[Data records]

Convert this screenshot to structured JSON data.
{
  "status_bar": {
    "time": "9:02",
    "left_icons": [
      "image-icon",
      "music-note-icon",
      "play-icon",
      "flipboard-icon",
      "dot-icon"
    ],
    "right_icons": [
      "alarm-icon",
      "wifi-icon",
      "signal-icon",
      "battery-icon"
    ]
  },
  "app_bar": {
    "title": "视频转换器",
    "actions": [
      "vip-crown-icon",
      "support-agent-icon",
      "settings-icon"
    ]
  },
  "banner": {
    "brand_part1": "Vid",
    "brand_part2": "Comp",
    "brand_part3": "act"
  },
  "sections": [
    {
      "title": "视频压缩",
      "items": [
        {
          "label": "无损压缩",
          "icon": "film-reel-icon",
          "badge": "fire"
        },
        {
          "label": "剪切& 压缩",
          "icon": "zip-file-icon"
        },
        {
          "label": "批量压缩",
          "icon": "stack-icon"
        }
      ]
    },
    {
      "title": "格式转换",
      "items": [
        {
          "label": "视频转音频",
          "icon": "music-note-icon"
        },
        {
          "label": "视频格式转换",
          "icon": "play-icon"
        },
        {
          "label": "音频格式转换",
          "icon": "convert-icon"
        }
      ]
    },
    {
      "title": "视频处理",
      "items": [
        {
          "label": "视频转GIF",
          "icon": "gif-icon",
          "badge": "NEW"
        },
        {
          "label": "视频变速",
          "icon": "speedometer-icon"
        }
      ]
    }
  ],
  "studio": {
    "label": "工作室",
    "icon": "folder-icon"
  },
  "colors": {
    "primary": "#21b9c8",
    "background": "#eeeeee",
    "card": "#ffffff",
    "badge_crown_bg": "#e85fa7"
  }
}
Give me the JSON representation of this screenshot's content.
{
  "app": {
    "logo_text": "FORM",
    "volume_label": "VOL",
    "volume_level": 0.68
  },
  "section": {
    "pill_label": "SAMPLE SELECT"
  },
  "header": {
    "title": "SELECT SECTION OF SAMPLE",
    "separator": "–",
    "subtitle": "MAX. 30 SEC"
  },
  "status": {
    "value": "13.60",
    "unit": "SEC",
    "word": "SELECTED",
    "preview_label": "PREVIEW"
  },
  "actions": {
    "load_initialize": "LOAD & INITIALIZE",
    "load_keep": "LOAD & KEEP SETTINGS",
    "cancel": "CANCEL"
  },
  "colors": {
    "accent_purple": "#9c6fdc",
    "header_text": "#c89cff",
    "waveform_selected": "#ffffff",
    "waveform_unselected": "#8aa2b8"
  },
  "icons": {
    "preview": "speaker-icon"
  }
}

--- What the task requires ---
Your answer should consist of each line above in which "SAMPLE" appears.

--- Written answer ---
    "pill_label": "SAMPLE SELECT"
    "title": "SELECT SECTION OF SAMPLE",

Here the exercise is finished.